Sunday's divisional matchup between the Patriots and the Chargers pits two of the AFC's most talented teams against each other. The teams look evenly matched in most areas on paper. However, coaching is one area where the Patriots seem to have a distinct advantage.
Bill Belichick has been part of an NFL staff since 1975. He spent 12 seasons with the Giants, working various assistant jobs before being named defensive coordinator. Belichick then became the Head Coach of the Browns for five seasons, finishing with one winning record and one playoff victory. After an awkward few years flirting between the Jets and the Patriots, Belichick became New England's head coach in 2000 and the rest is history.
Anthony Lynn entered the NFL as a player in 1993, playing for the Broncos and the 49ers from 1993-1999. He became an assistant coach for Denver in 2000 and has since also worked for the Jaguars, the Cowboys, the Browns, the Jets, the Bills, and the Chargers. Lynn has worked in a variety of assistant positions such as special teams assistant and running backs coach. He was also an assistant head coach for both the Jets and the Bills, as well as an interim head coach for Buffalo. The Chargers hired Lynn in January of 2017. He brought the Chargers from fourth to second with a 9-7 record in his first season as head coach and nearly won the AFC West this season with a 12-4 record.
Lynn has clearly been a creative coach who inspires confidence amongst his players with a cool, calm, and straight forward attitude. However, there is a drastic difference in the level of experience between these two coaches. For perspective, Belichick has been an assistant in the league since Lynn was seven years old.
As of right now, Lynn may be one of the better head coaches in the league. But the real question is going to be whether he over-prepares for his first big playoff moment. One of the most common mistakes that the Patriots' playoff opponents have made over the years has been an over-preparation that focuses more on emotion than fundamentals (the exception being Rex Ryan who had the benefit of two regular-season matchups to build on). New England has routinely come out on top because they find a way to prioritize the X's and O's over emotions.
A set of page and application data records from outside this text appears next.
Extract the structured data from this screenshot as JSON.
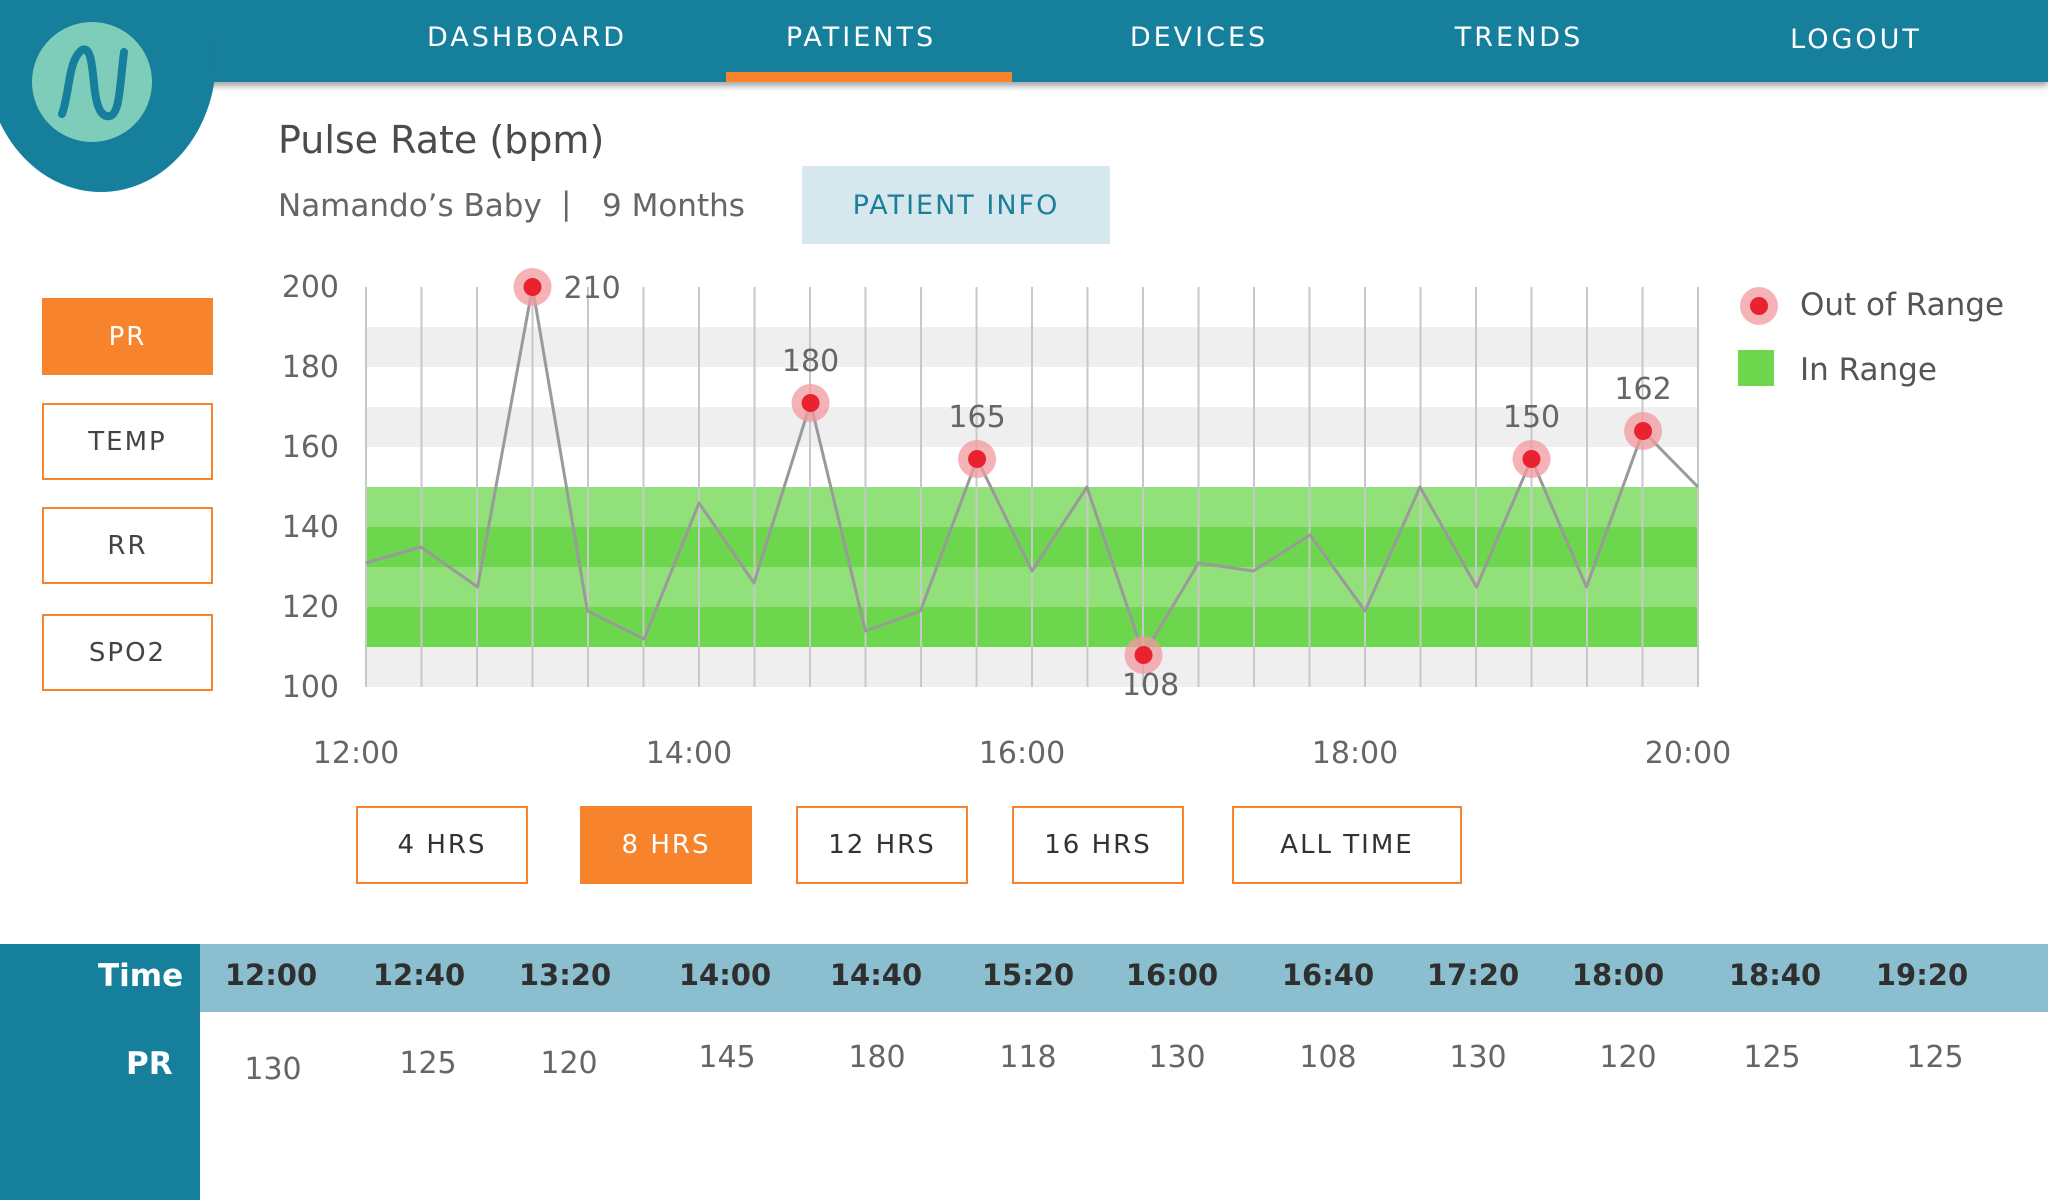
{
  "nav": {
    "items": [
      {
        "label": "DASHBOARD",
        "active": false
      },
      {
        "label": "PATIENTS",
        "active": true
      },
      {
        "label": "DEVICES",
        "active": false
      },
      {
        "label": "TRENDS",
        "active": false
      },
      {
        "label": "LOGOUT",
        "active": false
      }
    ]
  },
  "header": {
    "title": "Pulse Rate (bpm)",
    "patient_name": "Namando’s Baby",
    "separator": "|",
    "patient_age": "9 Months",
    "patient_info_label": "PATIENT INFO"
  },
  "metrics": [
    {
      "label": "PR",
      "active": true
    },
    {
      "label": "TEMP",
      "active": false
    },
    {
      "label": "RR",
      "active": false
    },
    {
      "label": "SPO2",
      "active": false
    }
  ],
  "legend": {
    "out_of_range": "Out of Range",
    "in_range": "In Range"
  },
  "colors": {
    "brand": "#167f9b",
    "accent": "#f7832c",
    "table_header": "#8bbfcf",
    "in_range_light": "#92e07a",
    "in_range_dark": "#6cd64c",
    "out_of_range_dot": "#e8232f",
    "out_of_range_halo": "#f29aa0",
    "line": "#9a9a9a"
  },
  "chart_data": {
    "type": "line",
    "ylim": [
      100,
      200
    ],
    "yticks": [
      100,
      120,
      140,
      160,
      180,
      200
    ],
    "x_tick_labels": [
      "12:00",
      "14:00",
      "16:00",
      "18:00",
      "20:00"
    ],
    "x_ticks_hours": [
      12,
      14,
      16,
      18,
      20
    ],
    "xlim_hours": [
      12,
      20
    ],
    "grid": true,
    "in_range": [
      110,
      150
    ],
    "series": [
      {
        "x_hours": [
          12.0,
          12.33,
          12.67,
          13.0,
          13.33,
          13.67,
          14.0,
          14.33,
          14.67,
          15.0,
          15.33,
          15.67,
          16.0,
          16.33,
          16.67,
          17.0,
          17.33,
          17.67,
          18.0,
          18.33,
          18.67,
          19.0,
          19.33,
          19.67,
          20.0
        ],
        "values": [
          131,
          135,
          125,
          200,
          119,
          112,
          146,
          126,
          171,
          114,
          119,
          157,
          129,
          150,
          108,
          131,
          129,
          138,
          119,
          150,
          125,
          157,
          125,
          164,
          150
        ]
      }
    ],
    "out_of_range_points": [
      {
        "x_hour": 13.0,
        "value": 200,
        "label": "210"
      },
      {
        "x_hour": 14.67,
        "value": 171,
        "label": "180"
      },
      {
        "x_hour": 15.67,
        "value": 157,
        "label": "165"
      },
      {
        "x_hour": 16.67,
        "value": 108,
        "label": "108"
      },
      {
        "x_hour": 19.0,
        "value": 157,
        "label": "150"
      },
      {
        "x_hour": 19.67,
        "value": 164,
        "label": "162"
      }
    ]
  },
  "ranges": [
    {
      "label": "4 HRS",
      "active": false
    },
    {
      "label": "8 HRS",
      "active": true
    },
    {
      "label": "12 HRS",
      "active": false
    },
    {
      "label": "16 HRS",
      "active": false
    },
    {
      "label": "ALL TIME",
      "active": false
    }
  ],
  "table": {
    "row_labels": [
      "Time",
      "PR"
    ],
    "times": [
      "12:00",
      "12:40",
      "13:20",
      "14:00",
      "14:40",
      "15:20",
      "16:00",
      "16:40",
      "17:20",
      "18:00",
      "18:40",
      "19:20"
    ],
    "pr_values": [
      "130",
      "125",
      "120",
      "145",
      "180",
      "118",
      "130",
      "108",
      "130",
      "120",
      "125",
      "125"
    ]
  }
}
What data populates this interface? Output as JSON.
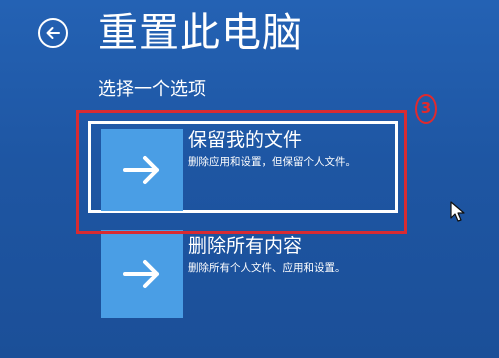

For example, Belichick spent this week reviewing what to do on a potential fumble. Last week, Bears receiver Anthony Miller dropped the football after making a catch and being tackled by an Eagles defender. What most thought was an incomplete pass turned out to be a fumble on review. However, no one picked up the ball, meaning that the Bears retained the ball either way.
Belichick devoted significant practice time reviewing plays like this, making sure each of his players understood the rules of the game.
When asked about it he said:
"...we went through some of those things again today just to make sure everybody understands what we want to do and how important it is to do the right thing in situations like that or other game-type situations." - Bill Belichick
Now, this might seem like an obscure rule or situation that doesn't deserve practice time because it isn't likely to occur. But it is this focus on rules and fundamentals that have been pivotal to the Patriots success.
Lynn is a good coach who hasn't seemed too caught up in ra-ra moments. If he can focus on the fundamentals, he will put his team in the best position to win. If he focuses too much on the size of the moment, his team may overlook the little things that could earn them a victory.